WORK TO COMPLETE: Set down all of the data exactly as it appears.

RECORDS FOR THIS TASK:
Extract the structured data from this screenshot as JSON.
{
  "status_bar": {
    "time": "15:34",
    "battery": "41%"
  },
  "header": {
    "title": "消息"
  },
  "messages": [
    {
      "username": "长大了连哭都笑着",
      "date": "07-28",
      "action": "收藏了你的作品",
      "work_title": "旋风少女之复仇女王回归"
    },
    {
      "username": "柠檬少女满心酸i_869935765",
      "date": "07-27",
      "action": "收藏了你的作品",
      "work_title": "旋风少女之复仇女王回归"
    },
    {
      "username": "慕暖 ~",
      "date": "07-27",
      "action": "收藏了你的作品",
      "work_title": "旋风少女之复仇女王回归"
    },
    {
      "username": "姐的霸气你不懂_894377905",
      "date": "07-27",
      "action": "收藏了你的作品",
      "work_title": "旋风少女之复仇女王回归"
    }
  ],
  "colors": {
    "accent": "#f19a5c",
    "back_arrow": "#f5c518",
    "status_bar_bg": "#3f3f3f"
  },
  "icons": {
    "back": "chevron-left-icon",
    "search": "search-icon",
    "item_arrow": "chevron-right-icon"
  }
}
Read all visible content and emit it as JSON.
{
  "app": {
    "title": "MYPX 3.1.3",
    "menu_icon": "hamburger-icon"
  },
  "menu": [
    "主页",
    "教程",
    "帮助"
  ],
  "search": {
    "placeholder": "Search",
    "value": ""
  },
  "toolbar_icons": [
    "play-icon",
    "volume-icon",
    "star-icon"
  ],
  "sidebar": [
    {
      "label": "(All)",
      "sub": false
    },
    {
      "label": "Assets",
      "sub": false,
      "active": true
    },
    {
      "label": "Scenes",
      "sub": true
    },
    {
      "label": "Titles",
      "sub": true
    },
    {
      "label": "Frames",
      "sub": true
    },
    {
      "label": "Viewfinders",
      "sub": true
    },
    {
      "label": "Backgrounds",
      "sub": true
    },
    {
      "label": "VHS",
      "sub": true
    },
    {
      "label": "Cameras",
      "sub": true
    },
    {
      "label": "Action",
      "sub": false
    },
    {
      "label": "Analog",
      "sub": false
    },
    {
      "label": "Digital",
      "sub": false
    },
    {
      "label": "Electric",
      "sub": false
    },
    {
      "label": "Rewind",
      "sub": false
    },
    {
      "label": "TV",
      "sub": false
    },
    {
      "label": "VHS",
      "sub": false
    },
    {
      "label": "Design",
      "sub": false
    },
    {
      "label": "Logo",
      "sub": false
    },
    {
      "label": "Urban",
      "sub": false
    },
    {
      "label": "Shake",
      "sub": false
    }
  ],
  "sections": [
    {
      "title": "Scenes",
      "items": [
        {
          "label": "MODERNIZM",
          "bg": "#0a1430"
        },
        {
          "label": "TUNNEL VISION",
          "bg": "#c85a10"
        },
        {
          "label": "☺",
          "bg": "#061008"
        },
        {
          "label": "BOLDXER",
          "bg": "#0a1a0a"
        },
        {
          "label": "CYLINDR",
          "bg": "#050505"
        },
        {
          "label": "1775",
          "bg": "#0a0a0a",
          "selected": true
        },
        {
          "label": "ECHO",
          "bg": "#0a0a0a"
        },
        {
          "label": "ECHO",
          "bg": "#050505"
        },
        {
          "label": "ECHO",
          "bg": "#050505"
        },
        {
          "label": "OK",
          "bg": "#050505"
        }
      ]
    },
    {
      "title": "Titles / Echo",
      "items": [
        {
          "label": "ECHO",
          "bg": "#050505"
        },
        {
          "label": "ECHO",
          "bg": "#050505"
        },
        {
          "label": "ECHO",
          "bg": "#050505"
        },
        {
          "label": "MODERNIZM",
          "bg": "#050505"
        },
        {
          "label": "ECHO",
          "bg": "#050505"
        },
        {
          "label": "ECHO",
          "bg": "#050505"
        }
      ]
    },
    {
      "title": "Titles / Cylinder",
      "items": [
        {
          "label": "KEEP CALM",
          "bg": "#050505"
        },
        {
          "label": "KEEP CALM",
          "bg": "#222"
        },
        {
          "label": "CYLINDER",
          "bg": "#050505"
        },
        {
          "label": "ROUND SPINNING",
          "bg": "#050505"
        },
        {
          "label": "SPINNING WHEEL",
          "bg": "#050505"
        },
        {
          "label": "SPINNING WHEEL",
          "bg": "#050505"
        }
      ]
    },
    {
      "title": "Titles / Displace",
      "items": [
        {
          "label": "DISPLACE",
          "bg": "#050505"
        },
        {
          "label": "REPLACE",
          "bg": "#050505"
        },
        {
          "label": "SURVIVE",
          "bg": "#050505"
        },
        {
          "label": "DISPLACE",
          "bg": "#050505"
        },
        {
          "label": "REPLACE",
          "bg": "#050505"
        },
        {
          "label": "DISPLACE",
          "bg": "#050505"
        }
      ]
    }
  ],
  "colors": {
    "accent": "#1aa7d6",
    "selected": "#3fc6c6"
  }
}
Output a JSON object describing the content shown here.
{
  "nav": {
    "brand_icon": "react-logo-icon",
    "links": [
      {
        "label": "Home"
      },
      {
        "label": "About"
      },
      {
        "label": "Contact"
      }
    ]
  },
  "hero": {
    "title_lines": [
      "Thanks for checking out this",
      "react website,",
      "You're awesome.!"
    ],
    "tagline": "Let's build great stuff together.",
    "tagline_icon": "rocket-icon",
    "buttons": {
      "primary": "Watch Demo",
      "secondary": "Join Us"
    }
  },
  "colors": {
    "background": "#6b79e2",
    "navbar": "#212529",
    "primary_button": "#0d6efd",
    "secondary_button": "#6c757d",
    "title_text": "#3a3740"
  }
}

OUTPUT FOR THIS TASK:
Extract the structured data from this screenshot as JSON.
{
  "status_bar": {
    "time": "15:34",
    "battery": "41%"
  },
  "header": {
    "title": "消息"
  },
  "messages": [
    {
      "username": "长大了连哭都笑着",
      "date": "07-28",
      "action": "收藏了你的作品",
      "work_title": "旋风少女之复仇女王回归"
    },
    {
      "username": "柠檬少女满心酸i_869935765",
      "date": "07-27",
      "action": "收藏了你的作品",
      "work_title": "旋风少女之复仇女王回归"
    },
    {
      "username": "慕暖 ~",
      "date": "07-27",
      "action": "收藏了你的作品",
      "work_title": "旋风少女之复仇女王回归"
    },
    {
      "username": "姐的霸气你不懂_894377905",
      "date": "07-27",
      "action": "收藏了你的作品",
      "work_title": "旋风少女之复仇女王回归"
    }
  ],
  "colors": {
    "accent": "#f19a5c",
    "back_arrow": "#f5c518",
    "status_bar_bg": "#3f3f3f"
  },
  "icons": {
    "back": "chevron-left-icon",
    "search": "search-icon",
    "item_arrow": "chevron-right-icon"
  }
}
Read all visible content and emit it as JSON.
{
  "app": {
    "title": "MYPX 3.1.3",
    "menu_icon": "hamburger-icon"
  },
  "menu": [
    "主页",
    "教程",
    "帮助"
  ],
  "search": {
    "placeholder": "Search",
    "value": ""
  },
  "toolbar_icons": [
    "play-icon",
    "volume-icon",
    "star-icon"
  ],
  "sidebar": [
    {
      "label": "(All)",
      "sub": false
    },
    {
      "label": "Assets",
      "sub": false,
      "active": true
    },
    {
      "label": "Scenes",
      "sub": true
    },
    {
      "label": "Titles",
      "sub": true
    },
    {
      "label": "Frames",
      "sub": true
    },
    {
      "label": "Viewfinders",
      "sub": true
    },
    {
      "label": "Backgrounds",
      "sub": true
    },
    {
      "label": "VHS",
      "sub": true
    },
    {
      "label": "Cameras",
      "sub": true
    },
    {
      "label": "Action",
      "sub": false
    },
    {
      "label": "Analog",
      "sub": false
    },
    {
      "label": "Digital",
      "sub": false
    },
    {
      "label": "Electric",
      "sub": false
    },
    {
      "label": "Rewind",
      "sub": false
    },
    {
      "label": "TV",
      "sub": false
    },
    {
      "label": "VHS",
      "sub": false
    },
    {
      "label": "Design",
      "sub": false
    },
    {
      "label": "Logo",
      "sub": false
    },
    {
      "label": "Urban",
      "sub": false
    },
    {
      "label": "Shake",
      "sub": false
    }
  ],
  "sections": [
    {
      "title": "Scenes",
      "items": [
        {
          "label": "MODERNIZM",
          "bg": "#0a1430"
        },
        {
          "label": "TUNNEL VISION",
          "bg": "#c85a10"
        },
        {
          "label": "☺",
          "bg": "#061008"
        },
        {
          "label": "BOLDXER",
          "bg": "#0a1a0a"
        },
        {
          "label": "CYLINDR",
          "bg": "#050505"
        },
        {
          "label": "1775",
          "bg": "#0a0a0a",
          "selected": true
        },
        {
          "label": "ECHO",
          "bg": "#0a0a0a"
        },
        {
          "label": "ECHO",
          "bg": "#050505"
        },
        {
          "label": "ECHO",
          "bg": "#050505"
        },
        {
          "label": "OK",
          "bg": "#050505"
        }
      ]
    },
    {
      "title": "Titles / Echo",
      "items": [
        {
          "label": "ECHO",
          "bg": "#050505"
        },
        {
          "label": "ECHO",
          "bg": "#050505"
        },
        {
          "label": "ECHO",
          "bg": "#050505"
        },
        {
          "label": "MODERNIZM",
          "bg": "#050505"
        },
        {
          "label": "ECHO",
          "bg": "#050505"
        },
        {
          "label": "ECHO",
          "bg": "#050505"
        }
      ]
    },
    {
      "title": "Titles / Cylinder",
      "items": [
        {
          "label": "KEEP CALM",
          "bg": "#050505"
        },
        {
          "label": "KEEP CALM",
          "bg": "#222"
        },
        {
          "label": "CYLINDER",
          "bg": "#050505"
        },
        {
          "label": "ROUND SPINNING",
          "bg": "#050505"
        },
        {
          "label": "SPINNING WHEEL",
          "bg": "#050505"
        },
        {
          "label": "SPINNING WHEEL",
          "bg": "#050505"
        }
      ]
    },
    {
      "title": "Titles / Displace",
      "items": [
        {
          "label": "DISPLACE",
          "bg": "#050505"
        },
        {
          "label": "REPLACE",
          "bg": "#050505"
        },
        {
          "label": "SURVIVE",
          "bg": "#050505"
        },
        {
          "label": "DISPLACE",
          "bg": "#050505"
        },
        {
          "label": "REPLACE",
          "bg": "#050505"
        },
        {
          "label": "DISPLACE",
          "bg": "#050505"
        }
      ]
    }
  ],
  "colors": {
    "accent": "#1aa7d6",
    "selected": "#3fc6c6"
  }
}
Output a JSON object describing the content shown here.
{
  "nav": {
    "brand_icon": "react-logo-icon",
    "links": [
      {
        "label": "Home"
      },
      {
        "label": "About"
      },
      {
        "label": "Contact"
      }
    ]
  },
  "hero": {
    "title_lines": [
      "Thanks for checking out this",
      "react website,",
      "You're awesome.!"
    ],
    "tagline": "Let's build great stuff together.",
    "tagline_icon": "rocket-icon",
    "buttons": {
      "primary": "Watch Demo",
      "secondary": "Join Us"
    }
  },
  "colors": {
    "background": "#6b79e2",
    "navbar": "#212529",
    "primary_button": "#0d6efd",
    "secondary_button": "#6c757d",
    "title_text": "#3a3740"
  }
}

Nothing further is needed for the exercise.